In conclusion, there is one more view which we venture, with all deference, to suggest. Surely the mediaeval folk were much the happier for all these ideas. Our own map of the world is dreadfully deficient in romance: it is really very hard to feel an eager interest in the exploration of Central Africa, or the discovery of the South Pole. If some traveller does delete the last white patch in the map of the Congo Free State, or push up some ice-crack to an open Antarctic Sea, we do not expect to gain any great good from it, or to hear any particularly startling news about these regions. It will be the difficulty of the task, not its results, that will direct attention to them. The discovery of a few more tribes of thoroughly uninteresting negroes, or a few more ice-blocked bays, has nothing in it to stir the heart of the world. We look for no marvels to be unveiled, no great problems that are to be solved. The naturalist may indeed be gladdened by the knowledge of a new species of Arctic gull, or a few varieties of tropical plants ; the collector of folk-lore may rejoice over some new and original negro funeral ceremonies; the merchant may find a new market for his cottons, — but these things will not prove very interesting to the mass of mankind.

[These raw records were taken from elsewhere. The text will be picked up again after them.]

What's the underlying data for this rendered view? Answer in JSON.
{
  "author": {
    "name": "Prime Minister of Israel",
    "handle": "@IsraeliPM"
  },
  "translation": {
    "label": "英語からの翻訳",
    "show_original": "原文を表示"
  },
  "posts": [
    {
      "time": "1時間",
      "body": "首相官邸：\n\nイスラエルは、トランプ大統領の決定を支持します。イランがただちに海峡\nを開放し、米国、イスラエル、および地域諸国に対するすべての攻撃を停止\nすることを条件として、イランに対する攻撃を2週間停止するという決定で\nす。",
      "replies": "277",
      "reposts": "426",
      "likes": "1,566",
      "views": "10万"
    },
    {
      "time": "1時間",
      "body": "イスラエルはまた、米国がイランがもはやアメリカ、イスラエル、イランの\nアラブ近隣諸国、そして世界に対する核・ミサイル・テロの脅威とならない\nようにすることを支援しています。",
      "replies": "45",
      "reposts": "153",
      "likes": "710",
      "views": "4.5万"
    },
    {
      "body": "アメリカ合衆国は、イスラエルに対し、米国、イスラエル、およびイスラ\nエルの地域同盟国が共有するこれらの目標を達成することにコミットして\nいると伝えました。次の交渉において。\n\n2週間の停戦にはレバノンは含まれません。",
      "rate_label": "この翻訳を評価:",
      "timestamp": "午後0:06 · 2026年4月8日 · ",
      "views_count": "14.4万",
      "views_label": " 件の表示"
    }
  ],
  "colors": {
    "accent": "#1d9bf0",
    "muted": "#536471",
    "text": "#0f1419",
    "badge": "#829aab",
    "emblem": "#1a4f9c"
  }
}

Now in the middle ages everything was exactly the reverse of this. The greater part of the world’s surface was still unknown. There was hardly anything on which the adventurous traveller might not come. He might reach populous lands and cities, rich far beyond the ideas of the European world; he might, on the other hand, come to the land of the griffin and the flying serpent, or, as Shakespeare puts it in Othello, to

“antres vast and deserts idle,
Rough quarries, rocks and hills whose heads touch heaven,”

and to

“The Cannibals that each other eat,
The Anthropophagi, and men whose heads
Do grow beneath their shoulders.”

There was a glorious uncertainty in these voyages of discovery: one man would find the passage to India round the Cape of Good Hope, or kingdoms like Mexico or Peru; another would follow after equally uncertain rumours, and meet nothing but disaster, or even never be heard of again. Discovery could not possibly manage to be uninteresting in those days; and as if there were not enough real marvels to be found, the legends were continually holding out fabulous ones for the adventurous to seek. Now of all the legends, it can hardly be disputed that the legends of the Earthly Paradise were the most attractive. Men might not desire at once to leave their present life for the search after the beautiful land of endless rest without death; but still it was a comfortable feeling to know that such a land did exist. If a man’s life went hopelessly wrong, if he was in despair and felt that the world was out of joint, there was still this refuge left for him; it only needed a little more perseverance and courage than that of the last voyager who had almost reached the happy land, and then there would be for ever a quiet and blissful repose in some Avilion of the Western sea. We do not say that the men of the fourteenth or fifteenth century were happier than we of the twentieth; but certainly it was something not to be bound down by the prosaic bonds of that knowledge which forbids us to dream that we may

“Some day be at rest,
And follow the shining sinking sun down into the shining West.”

The world grows terribly small, and as it shrinks the glory of romance and adventure dies away.